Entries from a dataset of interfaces
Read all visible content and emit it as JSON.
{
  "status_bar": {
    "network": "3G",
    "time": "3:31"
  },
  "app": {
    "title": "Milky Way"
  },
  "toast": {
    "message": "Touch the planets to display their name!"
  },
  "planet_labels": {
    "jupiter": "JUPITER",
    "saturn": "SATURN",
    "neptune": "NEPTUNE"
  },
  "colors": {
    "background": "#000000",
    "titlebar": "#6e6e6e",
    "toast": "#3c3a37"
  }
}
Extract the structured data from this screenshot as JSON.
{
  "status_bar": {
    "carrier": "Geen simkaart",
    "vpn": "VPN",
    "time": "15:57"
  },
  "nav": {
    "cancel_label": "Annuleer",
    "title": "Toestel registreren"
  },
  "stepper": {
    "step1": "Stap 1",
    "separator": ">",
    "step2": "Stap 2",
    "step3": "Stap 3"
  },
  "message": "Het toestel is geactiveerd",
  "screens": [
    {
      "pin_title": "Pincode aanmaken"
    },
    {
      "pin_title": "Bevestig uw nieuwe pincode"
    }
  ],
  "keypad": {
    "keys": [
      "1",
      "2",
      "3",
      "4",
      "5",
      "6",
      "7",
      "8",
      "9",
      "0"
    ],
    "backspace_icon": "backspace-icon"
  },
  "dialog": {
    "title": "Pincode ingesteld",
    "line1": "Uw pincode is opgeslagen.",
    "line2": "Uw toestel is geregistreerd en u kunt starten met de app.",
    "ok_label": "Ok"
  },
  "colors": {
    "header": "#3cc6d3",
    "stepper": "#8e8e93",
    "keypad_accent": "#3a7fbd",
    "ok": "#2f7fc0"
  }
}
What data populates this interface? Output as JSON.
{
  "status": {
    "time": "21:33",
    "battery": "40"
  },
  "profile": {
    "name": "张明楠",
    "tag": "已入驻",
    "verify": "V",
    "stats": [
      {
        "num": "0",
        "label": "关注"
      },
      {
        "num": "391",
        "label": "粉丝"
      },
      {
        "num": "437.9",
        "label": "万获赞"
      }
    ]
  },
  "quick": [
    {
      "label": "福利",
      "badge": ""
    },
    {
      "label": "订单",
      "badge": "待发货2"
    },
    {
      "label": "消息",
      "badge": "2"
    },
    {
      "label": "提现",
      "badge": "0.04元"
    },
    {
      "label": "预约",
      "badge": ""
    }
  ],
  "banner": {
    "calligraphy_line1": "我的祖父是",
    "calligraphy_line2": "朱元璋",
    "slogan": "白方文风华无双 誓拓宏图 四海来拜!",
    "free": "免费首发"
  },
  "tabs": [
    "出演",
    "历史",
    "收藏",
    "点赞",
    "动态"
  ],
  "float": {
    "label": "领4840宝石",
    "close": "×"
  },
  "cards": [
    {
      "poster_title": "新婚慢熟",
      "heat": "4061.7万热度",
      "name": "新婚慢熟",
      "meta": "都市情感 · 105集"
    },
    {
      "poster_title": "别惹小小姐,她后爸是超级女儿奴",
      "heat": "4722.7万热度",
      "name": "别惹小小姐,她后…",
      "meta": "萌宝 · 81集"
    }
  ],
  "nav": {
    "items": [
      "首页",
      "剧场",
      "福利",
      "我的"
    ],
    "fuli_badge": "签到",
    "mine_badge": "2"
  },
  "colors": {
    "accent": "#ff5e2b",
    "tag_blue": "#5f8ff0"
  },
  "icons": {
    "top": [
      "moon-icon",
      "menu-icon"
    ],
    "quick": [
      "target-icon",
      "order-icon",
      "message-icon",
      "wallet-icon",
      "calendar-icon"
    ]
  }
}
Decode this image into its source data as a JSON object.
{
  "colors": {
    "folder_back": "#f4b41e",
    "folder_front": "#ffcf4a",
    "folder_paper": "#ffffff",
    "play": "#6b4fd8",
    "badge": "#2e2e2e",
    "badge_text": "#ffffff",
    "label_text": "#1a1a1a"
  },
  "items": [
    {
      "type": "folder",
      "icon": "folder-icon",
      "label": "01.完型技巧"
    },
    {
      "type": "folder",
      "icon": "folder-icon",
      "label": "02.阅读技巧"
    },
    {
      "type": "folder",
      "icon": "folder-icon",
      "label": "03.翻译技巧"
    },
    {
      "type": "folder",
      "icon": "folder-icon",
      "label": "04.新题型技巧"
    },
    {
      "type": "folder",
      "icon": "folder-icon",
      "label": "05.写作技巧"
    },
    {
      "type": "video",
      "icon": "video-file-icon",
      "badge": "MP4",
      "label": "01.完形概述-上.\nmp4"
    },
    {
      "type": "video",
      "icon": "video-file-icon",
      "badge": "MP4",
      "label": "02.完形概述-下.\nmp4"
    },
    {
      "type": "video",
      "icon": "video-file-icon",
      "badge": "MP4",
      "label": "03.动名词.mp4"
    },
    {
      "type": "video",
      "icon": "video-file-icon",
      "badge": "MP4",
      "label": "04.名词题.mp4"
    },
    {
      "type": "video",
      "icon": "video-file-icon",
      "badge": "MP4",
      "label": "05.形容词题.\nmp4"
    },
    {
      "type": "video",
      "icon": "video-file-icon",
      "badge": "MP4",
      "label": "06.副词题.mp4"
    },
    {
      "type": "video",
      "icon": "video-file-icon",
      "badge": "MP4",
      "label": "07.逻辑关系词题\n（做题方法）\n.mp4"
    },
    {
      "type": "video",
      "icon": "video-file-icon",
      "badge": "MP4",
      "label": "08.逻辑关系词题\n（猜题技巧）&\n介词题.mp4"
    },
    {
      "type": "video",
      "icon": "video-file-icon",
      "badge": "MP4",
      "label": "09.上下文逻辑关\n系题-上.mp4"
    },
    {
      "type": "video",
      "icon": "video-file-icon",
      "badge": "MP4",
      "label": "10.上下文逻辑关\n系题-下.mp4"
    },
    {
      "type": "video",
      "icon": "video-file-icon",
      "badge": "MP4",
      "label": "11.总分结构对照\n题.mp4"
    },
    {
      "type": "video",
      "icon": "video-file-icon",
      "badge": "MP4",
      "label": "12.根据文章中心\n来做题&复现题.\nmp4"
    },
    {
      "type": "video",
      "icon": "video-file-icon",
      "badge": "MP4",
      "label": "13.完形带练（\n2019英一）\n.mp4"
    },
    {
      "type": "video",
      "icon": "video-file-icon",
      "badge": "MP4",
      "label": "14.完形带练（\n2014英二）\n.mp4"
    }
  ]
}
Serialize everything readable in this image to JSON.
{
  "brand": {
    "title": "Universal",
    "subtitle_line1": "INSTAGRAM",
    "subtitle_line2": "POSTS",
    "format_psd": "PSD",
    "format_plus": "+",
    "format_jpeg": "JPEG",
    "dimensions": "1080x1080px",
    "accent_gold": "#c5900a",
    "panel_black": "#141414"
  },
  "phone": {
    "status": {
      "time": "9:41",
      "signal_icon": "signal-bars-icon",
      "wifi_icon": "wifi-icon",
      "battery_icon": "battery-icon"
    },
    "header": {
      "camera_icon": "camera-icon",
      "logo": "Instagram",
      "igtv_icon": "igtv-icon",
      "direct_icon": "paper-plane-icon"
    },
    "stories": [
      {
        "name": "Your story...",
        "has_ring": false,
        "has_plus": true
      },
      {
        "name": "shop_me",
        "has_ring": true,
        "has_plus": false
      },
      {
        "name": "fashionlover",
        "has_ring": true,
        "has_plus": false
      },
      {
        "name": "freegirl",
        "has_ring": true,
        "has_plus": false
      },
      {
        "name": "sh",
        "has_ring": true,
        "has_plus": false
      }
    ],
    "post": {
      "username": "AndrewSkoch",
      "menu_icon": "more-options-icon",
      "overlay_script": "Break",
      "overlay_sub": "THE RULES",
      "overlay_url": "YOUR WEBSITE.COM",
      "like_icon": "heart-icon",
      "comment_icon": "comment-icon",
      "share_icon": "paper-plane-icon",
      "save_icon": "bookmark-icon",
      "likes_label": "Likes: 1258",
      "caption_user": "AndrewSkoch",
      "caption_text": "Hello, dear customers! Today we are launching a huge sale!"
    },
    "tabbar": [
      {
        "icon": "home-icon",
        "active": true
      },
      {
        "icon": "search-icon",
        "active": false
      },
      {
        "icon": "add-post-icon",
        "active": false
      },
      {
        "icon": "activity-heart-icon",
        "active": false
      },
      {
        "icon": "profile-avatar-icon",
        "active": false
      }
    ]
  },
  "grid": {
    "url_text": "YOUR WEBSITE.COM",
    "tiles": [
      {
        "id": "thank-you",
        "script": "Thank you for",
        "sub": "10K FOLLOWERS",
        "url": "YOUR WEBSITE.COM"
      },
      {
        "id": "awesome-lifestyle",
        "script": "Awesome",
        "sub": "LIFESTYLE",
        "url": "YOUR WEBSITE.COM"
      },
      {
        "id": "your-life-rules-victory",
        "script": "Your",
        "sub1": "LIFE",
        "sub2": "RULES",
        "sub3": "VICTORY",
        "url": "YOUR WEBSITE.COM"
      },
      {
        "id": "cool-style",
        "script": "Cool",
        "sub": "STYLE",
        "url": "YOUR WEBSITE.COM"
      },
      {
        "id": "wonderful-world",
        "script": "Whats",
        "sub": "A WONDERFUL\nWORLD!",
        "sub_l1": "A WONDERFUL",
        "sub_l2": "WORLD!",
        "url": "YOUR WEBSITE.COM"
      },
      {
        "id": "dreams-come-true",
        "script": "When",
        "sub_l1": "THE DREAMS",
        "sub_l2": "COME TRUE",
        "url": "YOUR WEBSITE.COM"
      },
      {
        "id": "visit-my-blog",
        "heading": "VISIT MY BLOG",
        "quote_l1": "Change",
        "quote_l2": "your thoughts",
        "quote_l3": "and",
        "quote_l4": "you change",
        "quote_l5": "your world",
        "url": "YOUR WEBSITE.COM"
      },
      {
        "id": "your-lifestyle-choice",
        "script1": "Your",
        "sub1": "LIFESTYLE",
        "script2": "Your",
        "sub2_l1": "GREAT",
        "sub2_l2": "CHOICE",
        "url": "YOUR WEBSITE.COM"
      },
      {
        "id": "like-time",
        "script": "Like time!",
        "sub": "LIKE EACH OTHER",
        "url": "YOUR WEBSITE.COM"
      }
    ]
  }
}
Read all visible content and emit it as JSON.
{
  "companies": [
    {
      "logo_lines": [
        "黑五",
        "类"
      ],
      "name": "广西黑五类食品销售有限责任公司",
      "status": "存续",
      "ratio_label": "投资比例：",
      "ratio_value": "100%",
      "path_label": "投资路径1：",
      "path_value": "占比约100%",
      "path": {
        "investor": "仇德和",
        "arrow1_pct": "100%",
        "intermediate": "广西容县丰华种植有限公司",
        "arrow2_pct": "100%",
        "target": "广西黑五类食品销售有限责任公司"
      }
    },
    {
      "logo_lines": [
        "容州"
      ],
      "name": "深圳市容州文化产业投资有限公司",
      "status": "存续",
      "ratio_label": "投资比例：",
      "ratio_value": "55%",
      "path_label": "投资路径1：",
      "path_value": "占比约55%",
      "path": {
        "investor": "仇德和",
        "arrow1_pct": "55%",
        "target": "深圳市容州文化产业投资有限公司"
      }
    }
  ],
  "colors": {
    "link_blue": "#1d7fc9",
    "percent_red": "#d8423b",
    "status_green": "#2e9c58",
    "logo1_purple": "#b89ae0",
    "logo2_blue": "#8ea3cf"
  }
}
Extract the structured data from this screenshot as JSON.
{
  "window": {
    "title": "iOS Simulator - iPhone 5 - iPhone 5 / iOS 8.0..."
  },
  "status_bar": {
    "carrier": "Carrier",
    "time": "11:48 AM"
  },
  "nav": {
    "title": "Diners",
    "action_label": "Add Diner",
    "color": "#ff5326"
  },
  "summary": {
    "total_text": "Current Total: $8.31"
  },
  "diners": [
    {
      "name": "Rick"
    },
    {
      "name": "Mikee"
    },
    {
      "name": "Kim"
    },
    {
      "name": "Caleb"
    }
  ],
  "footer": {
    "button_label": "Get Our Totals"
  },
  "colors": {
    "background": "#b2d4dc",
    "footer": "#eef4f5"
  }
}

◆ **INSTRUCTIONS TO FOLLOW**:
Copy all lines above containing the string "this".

◆ **YOUR SOLUTION**:
Extract the structured data from this screenshot as JSON.
What data populates this interface? Output as JSON.
Decode this image into its source data as a JSON object.
Serialize everything readable in this image to JSON.
Extract the structured data from this screenshot as JSON.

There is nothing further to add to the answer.